Sunday 10 August 2014 9:16 pm

Ofgem: Energy market probe will not be whitewashed

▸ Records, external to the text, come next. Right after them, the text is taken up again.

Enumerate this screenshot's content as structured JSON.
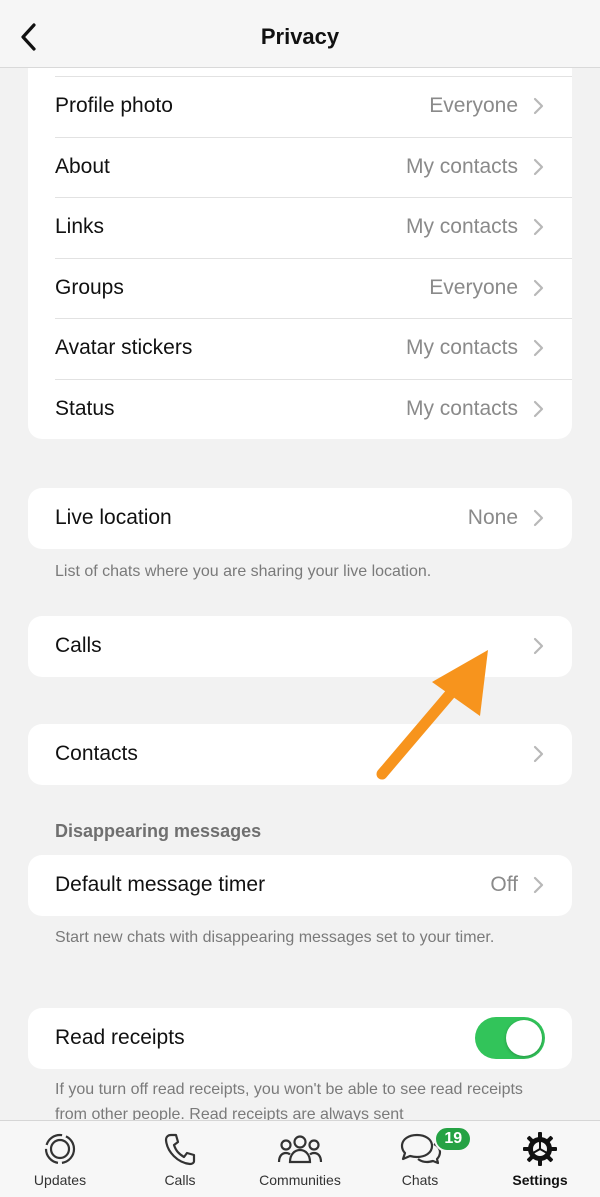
{
  "header": {
    "title": "Privacy"
  },
  "visibility": [
    {
      "label": "Profile photo",
      "value": "Everyone"
    },
    {
      "label": "About",
      "value": "My contacts"
    },
    {
      "label": "Links",
      "value": "My contacts"
    },
    {
      "label": "Groups",
      "value": "Everyone"
    },
    {
      "label": "Avatar stickers",
      "value": "My contacts"
    },
    {
      "label": "Status",
      "value": "My contacts"
    }
  ],
  "live_location": {
    "label": "Live location",
    "value": "None",
    "note": "List of chats where you are sharing your live location."
  },
  "calls": {
    "label": "Calls"
  },
  "contacts": {
    "label": "Contacts"
  },
  "disappearing": {
    "heading": "Disappearing messages",
    "label": "Default message timer",
    "value": "Off",
    "note": "Start new chats with disappearing messages set to your timer."
  },
  "read_receipts": {
    "label": "Read receipts",
    "enabled": true,
    "note": "If you turn off read receipts, you won't be able to see read receipts from other people. Read receipts are always sent"
  },
  "tabs": [
    {
      "label": "Updates",
      "icon": "updates-icon"
    },
    {
      "label": "Calls",
      "icon": "phone-icon"
    },
    {
      "label": "Communities",
      "icon": "communities-icon"
    },
    {
      "label": "Chats",
      "icon": "chats-icon",
      "badge": "19"
    },
    {
      "label": "Settings",
      "icon": "gear-icon",
      "active": true
    }
  ],
  "colors": {
    "accent_green": "#32c45a",
    "badge_green": "#25a244",
    "annotation_arrow": "#f7941d"
  }
}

Questions raised over regulator’s influence in energy probe.Energy watchdog Ofgem has been forced to defend itself after five former regulators warned it may unfairly influence an independent investigation into the sector.Well-known industry figures including Stephen Littlechild and Sir Callum McCarthy have written a letter to the Competition and Markets Authority (CMA), which recently launched a full-scale probe into the retail energy market at the request of Ofgem, amid accusations of energy companies benefiting as customers’ bills rise.In the letter, which is being published today, they warn that “there are already some difficulties” keeping the CMA’s report independent, as it is so heavily dependent on Ofgem’s previous analyses. “It is particularly important that the initial framing of the analysis be unbiased,” they said.The letter also warns that Ofgem may itself have hindered competition through its reforms. “Energy companies’ profits have increased significantly at the same time as Ofgem started intervening in the market. The only thing that seems to have changed is its own policy,” Littlechild told City A.M. “The changes that Ofgem has made are the sorts of things that stop competition, such as limiting tariffs.”Ofgem reduced the number of tariffs to four to simplify the market, but Littlechild argues this removed some of the cheaper deals available.Angela Knight of Energy UK echoed the worries. “Ofgem has responded to concerns on the retail market – sometimes rather late – but in doing so it has constrained choices,” she said.In what could be seen as a veiled swipe at the former regulators, Ofgem responded by saying that “any of the current problems with retail competition in the energy market were showing before 2008 and the regulatory and policy environment has changed significantly since then.” It added: “Our reforms…have been in place since earlier this year with the aim of tackling some of the issues affecting competition…We consider it essential that [the CMA] review is independent so it can…make the market work better for consumers.”